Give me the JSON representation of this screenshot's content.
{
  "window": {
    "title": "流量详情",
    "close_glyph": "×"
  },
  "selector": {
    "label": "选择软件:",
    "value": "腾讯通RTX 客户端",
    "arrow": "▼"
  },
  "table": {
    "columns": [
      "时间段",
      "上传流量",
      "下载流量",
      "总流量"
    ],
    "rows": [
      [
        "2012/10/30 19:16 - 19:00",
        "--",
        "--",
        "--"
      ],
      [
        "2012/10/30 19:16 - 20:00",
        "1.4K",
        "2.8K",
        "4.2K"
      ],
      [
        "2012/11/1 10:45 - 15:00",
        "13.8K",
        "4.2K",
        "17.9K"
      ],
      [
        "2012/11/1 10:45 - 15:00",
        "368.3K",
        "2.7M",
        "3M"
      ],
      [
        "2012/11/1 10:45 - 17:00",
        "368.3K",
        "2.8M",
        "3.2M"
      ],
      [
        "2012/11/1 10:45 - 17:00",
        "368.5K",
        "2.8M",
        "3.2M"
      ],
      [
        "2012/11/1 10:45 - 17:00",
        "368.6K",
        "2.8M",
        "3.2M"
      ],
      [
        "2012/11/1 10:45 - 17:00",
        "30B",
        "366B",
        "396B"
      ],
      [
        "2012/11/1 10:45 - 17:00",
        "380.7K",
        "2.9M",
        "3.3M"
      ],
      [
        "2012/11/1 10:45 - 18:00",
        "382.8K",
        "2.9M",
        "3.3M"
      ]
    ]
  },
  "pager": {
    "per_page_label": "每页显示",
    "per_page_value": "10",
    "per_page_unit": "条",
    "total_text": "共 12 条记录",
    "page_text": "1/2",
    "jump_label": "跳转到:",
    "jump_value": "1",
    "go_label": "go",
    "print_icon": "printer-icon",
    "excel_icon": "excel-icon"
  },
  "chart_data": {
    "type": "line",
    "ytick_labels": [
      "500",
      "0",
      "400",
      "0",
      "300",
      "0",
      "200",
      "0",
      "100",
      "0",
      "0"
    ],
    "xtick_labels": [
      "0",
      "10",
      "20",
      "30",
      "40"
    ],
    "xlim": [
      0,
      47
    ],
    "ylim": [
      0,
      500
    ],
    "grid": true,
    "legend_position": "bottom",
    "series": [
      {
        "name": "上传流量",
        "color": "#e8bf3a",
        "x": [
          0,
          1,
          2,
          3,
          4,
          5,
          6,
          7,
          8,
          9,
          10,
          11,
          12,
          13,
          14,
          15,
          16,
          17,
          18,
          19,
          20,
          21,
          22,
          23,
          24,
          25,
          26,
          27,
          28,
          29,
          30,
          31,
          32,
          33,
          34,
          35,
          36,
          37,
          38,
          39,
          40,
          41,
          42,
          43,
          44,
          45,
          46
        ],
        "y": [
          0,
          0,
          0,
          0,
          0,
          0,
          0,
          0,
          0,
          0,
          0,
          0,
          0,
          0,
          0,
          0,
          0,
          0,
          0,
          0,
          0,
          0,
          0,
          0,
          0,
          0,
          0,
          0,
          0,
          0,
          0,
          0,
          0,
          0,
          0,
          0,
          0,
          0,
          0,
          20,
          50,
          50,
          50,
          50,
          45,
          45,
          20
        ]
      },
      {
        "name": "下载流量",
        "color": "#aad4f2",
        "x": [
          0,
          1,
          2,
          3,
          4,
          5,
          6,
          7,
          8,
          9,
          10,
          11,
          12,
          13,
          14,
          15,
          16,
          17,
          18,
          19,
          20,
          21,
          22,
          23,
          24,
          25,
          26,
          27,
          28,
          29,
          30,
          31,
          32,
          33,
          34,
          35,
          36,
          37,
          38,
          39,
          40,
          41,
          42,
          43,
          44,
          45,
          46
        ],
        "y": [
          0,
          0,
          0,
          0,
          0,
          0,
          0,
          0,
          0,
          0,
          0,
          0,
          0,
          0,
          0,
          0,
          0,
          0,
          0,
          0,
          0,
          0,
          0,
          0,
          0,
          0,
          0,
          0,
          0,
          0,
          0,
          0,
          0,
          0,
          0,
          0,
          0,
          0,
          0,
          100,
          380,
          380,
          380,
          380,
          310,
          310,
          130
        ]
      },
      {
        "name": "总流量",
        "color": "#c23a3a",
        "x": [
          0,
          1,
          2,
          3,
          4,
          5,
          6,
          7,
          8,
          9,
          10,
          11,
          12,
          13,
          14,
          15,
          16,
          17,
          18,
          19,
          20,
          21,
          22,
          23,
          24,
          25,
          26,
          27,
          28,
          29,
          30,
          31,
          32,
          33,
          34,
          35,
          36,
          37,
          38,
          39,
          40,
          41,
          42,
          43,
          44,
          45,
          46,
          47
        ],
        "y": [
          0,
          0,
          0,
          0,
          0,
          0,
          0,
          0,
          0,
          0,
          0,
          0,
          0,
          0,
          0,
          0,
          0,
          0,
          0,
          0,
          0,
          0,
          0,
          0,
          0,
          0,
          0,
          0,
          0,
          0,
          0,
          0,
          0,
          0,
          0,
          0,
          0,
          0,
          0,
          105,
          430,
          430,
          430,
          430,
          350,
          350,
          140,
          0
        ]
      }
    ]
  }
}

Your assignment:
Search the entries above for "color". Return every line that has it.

Output for this task:
        "color": "#e8bf3a",
        "color": "#aad4f2",
        "color": "#c23a3a",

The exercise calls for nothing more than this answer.